Addressing Anxiety: Your Guide To Staying Calm Before An Interview

Telephone Tenacity: Your Guide to Acing Your Next Phone Interview

by Jason Kelly, Healthcare Recruiter, Acclivity Healthcare

With our careers, as in our lives, our greatest fear can be fear itself. Anxiety frequently sabotages interviews, preventing even the most qualified professionals from thriving. The following tips will help you minimize fear, maximize confidence, and get you your dream job:

Breathing

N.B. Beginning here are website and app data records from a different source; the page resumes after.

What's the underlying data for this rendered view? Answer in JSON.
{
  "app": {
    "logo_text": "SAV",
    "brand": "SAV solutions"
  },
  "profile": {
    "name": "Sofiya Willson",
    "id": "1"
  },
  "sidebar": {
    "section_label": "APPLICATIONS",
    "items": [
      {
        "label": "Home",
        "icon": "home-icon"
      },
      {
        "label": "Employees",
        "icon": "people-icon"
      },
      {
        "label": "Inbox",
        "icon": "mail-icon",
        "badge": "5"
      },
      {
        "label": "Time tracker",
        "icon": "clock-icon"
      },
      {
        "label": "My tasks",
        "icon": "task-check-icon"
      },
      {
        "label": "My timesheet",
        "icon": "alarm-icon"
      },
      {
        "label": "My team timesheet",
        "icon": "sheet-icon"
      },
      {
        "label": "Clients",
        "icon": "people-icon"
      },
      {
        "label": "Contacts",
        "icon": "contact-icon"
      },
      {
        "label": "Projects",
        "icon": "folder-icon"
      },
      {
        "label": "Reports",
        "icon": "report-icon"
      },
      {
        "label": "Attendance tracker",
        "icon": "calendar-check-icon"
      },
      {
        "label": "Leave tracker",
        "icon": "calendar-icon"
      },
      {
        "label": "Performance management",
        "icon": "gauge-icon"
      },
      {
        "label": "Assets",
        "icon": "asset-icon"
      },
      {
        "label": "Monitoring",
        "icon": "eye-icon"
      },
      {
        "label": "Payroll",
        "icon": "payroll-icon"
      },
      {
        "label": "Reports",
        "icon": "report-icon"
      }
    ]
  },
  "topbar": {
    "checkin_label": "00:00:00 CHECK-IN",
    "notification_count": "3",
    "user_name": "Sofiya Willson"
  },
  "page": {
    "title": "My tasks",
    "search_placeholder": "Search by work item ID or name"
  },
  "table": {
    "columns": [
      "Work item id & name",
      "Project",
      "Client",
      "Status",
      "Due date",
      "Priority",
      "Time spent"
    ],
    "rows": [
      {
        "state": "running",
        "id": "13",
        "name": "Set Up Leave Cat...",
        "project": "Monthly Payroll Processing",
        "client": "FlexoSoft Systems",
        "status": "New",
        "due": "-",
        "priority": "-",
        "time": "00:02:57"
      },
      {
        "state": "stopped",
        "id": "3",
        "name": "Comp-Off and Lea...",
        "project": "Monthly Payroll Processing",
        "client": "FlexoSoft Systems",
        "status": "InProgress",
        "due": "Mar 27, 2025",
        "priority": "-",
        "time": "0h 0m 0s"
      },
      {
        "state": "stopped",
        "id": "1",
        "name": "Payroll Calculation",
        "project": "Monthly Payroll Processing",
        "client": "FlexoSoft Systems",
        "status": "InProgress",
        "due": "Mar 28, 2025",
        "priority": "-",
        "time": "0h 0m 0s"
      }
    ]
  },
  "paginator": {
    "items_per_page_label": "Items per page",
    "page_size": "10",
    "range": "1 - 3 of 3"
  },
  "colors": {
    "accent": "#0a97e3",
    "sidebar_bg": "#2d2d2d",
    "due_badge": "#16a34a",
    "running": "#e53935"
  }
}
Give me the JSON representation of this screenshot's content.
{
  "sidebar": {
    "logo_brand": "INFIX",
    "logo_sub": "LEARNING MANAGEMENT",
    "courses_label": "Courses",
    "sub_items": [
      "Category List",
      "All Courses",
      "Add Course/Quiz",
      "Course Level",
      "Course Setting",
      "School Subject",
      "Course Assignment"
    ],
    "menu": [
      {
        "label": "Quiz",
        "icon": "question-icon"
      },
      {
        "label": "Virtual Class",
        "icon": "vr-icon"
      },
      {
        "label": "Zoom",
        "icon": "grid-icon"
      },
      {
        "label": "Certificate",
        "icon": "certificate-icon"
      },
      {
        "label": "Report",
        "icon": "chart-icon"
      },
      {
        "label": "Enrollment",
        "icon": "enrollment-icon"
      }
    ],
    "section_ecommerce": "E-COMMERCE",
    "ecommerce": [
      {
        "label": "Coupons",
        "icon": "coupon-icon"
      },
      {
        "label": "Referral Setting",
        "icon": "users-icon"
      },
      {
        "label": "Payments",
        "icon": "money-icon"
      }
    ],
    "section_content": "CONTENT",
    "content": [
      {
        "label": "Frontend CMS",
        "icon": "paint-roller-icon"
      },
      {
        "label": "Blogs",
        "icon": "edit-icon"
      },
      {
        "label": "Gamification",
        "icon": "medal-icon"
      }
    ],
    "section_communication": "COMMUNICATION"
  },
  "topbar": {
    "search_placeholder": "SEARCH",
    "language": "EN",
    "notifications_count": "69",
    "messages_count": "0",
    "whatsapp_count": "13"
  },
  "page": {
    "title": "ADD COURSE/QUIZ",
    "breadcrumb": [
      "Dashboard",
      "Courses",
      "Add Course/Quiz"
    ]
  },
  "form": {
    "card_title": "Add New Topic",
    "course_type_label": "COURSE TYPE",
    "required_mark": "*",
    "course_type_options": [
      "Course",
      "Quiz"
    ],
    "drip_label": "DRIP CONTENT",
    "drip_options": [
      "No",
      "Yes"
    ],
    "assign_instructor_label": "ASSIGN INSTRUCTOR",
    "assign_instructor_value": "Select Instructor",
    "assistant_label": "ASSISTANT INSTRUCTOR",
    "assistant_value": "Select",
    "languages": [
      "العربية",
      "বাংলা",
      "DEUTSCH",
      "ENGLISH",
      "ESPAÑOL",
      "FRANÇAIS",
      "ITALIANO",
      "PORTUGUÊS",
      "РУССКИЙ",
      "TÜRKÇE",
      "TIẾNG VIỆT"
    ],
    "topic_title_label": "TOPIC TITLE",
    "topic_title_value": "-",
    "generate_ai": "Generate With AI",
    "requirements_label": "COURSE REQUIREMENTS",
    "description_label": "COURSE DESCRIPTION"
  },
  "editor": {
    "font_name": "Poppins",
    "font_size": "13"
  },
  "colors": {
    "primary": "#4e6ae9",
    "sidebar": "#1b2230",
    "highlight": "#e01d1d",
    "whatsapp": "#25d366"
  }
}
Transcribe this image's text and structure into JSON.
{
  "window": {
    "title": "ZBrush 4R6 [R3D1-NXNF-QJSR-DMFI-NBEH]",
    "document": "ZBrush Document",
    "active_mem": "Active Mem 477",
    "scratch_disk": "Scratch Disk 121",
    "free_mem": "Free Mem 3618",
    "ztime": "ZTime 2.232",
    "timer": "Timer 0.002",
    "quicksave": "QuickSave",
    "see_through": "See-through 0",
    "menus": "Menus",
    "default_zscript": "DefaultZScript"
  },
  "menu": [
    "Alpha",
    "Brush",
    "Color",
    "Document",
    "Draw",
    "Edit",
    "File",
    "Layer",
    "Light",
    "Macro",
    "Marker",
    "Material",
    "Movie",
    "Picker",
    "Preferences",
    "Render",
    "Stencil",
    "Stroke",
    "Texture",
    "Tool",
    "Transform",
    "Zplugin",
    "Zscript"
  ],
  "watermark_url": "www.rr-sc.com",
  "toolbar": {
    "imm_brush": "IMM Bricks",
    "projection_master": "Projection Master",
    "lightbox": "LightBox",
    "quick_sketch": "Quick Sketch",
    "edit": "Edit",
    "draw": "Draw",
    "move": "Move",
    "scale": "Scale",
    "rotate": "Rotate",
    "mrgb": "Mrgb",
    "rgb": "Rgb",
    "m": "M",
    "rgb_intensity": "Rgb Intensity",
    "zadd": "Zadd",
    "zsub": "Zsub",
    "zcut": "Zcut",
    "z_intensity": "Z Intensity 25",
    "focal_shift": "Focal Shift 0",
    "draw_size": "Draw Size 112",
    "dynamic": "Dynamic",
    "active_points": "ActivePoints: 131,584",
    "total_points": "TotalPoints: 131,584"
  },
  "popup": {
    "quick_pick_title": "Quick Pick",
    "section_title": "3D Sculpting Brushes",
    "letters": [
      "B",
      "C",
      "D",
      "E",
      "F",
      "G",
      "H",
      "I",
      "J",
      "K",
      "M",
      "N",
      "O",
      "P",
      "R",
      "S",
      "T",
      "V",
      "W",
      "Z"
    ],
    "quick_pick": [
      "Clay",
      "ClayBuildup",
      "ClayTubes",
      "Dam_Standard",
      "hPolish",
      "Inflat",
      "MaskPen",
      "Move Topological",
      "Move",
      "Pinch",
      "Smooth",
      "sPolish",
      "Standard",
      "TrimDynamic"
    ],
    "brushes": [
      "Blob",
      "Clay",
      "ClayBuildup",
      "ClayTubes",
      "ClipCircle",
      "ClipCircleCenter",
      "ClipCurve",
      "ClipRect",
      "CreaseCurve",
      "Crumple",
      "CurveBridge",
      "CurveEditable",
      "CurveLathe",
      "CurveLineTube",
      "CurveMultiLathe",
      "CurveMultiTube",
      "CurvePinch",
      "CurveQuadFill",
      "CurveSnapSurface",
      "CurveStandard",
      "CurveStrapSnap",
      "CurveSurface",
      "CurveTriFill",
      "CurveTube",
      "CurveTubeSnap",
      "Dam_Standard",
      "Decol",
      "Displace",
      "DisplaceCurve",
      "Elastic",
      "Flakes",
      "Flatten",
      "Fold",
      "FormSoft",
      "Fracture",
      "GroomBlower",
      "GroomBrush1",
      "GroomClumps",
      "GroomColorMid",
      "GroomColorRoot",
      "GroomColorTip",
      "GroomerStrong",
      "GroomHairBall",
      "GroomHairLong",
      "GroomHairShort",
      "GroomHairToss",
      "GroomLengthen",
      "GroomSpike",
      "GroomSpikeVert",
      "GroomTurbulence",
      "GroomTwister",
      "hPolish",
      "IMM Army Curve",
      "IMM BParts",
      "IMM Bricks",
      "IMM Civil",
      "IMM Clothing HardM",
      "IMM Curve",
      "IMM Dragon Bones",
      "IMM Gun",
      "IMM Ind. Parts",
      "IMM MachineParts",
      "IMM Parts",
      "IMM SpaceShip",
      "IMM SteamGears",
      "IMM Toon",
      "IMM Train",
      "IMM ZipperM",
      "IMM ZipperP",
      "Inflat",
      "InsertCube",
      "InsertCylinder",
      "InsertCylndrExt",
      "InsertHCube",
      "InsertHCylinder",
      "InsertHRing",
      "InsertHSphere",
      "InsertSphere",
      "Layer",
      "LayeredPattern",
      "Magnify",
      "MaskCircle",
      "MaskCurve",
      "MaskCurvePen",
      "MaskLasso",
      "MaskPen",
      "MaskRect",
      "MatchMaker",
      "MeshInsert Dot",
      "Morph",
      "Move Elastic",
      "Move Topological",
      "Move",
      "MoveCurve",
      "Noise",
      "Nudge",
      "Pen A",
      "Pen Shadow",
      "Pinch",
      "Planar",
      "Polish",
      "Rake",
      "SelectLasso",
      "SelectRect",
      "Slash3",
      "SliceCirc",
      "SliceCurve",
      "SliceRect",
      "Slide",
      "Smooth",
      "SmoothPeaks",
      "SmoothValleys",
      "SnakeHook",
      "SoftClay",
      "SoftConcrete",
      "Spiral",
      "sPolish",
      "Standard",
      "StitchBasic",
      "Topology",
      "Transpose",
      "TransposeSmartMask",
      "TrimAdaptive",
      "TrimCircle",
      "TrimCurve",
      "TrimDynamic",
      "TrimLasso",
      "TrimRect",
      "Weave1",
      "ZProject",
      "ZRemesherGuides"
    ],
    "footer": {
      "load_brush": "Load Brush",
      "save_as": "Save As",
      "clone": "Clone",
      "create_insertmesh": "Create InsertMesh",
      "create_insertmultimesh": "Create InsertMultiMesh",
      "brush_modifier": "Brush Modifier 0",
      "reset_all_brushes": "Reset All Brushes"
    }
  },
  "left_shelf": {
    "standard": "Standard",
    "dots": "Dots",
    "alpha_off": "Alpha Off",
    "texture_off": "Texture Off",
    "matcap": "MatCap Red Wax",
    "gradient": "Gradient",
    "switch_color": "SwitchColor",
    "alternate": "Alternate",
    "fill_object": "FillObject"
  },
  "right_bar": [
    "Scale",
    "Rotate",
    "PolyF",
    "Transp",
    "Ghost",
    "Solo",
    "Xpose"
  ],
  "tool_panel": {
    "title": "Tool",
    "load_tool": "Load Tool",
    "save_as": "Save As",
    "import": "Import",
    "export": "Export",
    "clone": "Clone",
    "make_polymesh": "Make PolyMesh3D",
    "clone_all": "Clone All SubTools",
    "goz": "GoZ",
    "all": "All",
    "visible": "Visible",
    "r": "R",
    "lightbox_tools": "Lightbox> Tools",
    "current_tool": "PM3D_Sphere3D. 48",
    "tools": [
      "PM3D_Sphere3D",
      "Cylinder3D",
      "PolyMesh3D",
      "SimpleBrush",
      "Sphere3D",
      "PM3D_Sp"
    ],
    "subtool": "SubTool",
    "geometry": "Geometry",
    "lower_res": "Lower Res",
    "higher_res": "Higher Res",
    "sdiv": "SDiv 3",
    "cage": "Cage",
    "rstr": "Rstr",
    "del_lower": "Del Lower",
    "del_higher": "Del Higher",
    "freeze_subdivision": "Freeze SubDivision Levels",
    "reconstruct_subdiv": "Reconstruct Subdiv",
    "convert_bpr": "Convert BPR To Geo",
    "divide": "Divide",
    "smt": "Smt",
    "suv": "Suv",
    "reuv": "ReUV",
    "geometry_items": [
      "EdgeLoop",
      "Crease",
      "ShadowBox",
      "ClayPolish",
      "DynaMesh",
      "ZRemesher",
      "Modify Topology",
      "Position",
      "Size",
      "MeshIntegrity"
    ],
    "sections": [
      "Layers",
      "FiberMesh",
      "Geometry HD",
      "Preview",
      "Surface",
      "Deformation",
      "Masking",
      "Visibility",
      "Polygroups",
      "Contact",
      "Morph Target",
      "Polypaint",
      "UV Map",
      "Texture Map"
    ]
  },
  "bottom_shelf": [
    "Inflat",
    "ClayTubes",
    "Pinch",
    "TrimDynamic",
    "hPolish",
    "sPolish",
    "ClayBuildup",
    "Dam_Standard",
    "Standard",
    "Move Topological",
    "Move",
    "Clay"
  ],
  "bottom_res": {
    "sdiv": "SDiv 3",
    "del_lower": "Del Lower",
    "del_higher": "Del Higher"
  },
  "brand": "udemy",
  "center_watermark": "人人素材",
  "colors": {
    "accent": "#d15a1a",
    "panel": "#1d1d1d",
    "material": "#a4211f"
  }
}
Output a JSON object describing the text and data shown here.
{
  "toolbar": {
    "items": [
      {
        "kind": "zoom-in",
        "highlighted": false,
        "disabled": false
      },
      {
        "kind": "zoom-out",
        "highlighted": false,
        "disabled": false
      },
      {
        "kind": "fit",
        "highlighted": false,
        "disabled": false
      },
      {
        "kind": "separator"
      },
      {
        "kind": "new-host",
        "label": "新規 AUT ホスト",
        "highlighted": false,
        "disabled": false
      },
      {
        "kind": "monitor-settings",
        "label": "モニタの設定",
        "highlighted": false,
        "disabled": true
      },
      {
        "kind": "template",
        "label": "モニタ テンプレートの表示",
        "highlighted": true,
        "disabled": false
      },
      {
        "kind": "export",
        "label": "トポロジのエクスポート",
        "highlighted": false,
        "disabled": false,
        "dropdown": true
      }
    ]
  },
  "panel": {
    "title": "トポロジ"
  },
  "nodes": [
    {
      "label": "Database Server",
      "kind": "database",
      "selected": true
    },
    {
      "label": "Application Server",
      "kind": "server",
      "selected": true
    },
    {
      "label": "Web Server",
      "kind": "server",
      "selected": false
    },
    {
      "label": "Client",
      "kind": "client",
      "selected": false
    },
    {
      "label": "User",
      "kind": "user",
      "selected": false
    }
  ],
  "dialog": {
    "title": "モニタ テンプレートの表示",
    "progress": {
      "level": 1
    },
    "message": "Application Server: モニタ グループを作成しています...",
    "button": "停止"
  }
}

One of the easiest ways to reduce anxiety both before and during a stressful event is to focus your breathing. Take deep breaths through your nose and into your belly; inhale until your belly is full; then exhale slowly through your mouth. Make sure to practice this method regularly prior to the interview so that you will be able to do it without thinking.

Distraction


Dwelling too much on the interview before it happens will only exacerbate anxiety. Once you are fully prepared, consider watching a movie, reading a book, chatting with a friend, or otherwise distracting yourself from the stressful event ahead.

Exercise


Working out reduces anxiety in both the short and long terms. Regular exercise reduces stress and keeps your body healthy, lowering the risk of chronic anxiety. In the short term, exercise tires you out, relieves stress, and reduces fear. Of course, you do not want to be sweaty or exhausted during the interview, but even mild exercises like walking or stretching will keep fear and stress at bay.

In addition to positive anxiety coping tactics, you also must know what not to do. Try not to consume much caffeine or alcohol in the 24 hours prior to the interview. Avoid interactions with people who cause you stress, and do not stay up late the night before. The better you are at avoiding harmful behaviors, the more effective your coping strategies will be.

Documentation Prep


Assemble all documents that could possibly help during the interview, including your CV, letters of recommendation, and any visual aids that will demonstrate your accomplishments. Not only will you be less anxious about preparation, but you can use the documents to remember what to talk about and reinforce your points; the risk that you will misspeak or leave something out will be lower, further reducing your anxiety.

Simulation Exercise


Have a friend conduct a simulated interview before the real one. Not only will this help you practice your answers, but it will also make you more accustomed to the interview environment, causing you to feel more comfortable and less anxious.

Q and A Session


In addition to simulating the interview, think of questions you are likely to be asked and write down your answers. This will help you focus your thoughts, making you more certain about what you need to say and less anxious of making a mistake. You can also bring the answers to the interview.

Though many of these tips are likely to reduce fear and stress, addressing anxiety is ultimately an individual matter. The key is to find a strategy that works for you, follow it, and preserve your mental health throughout your career.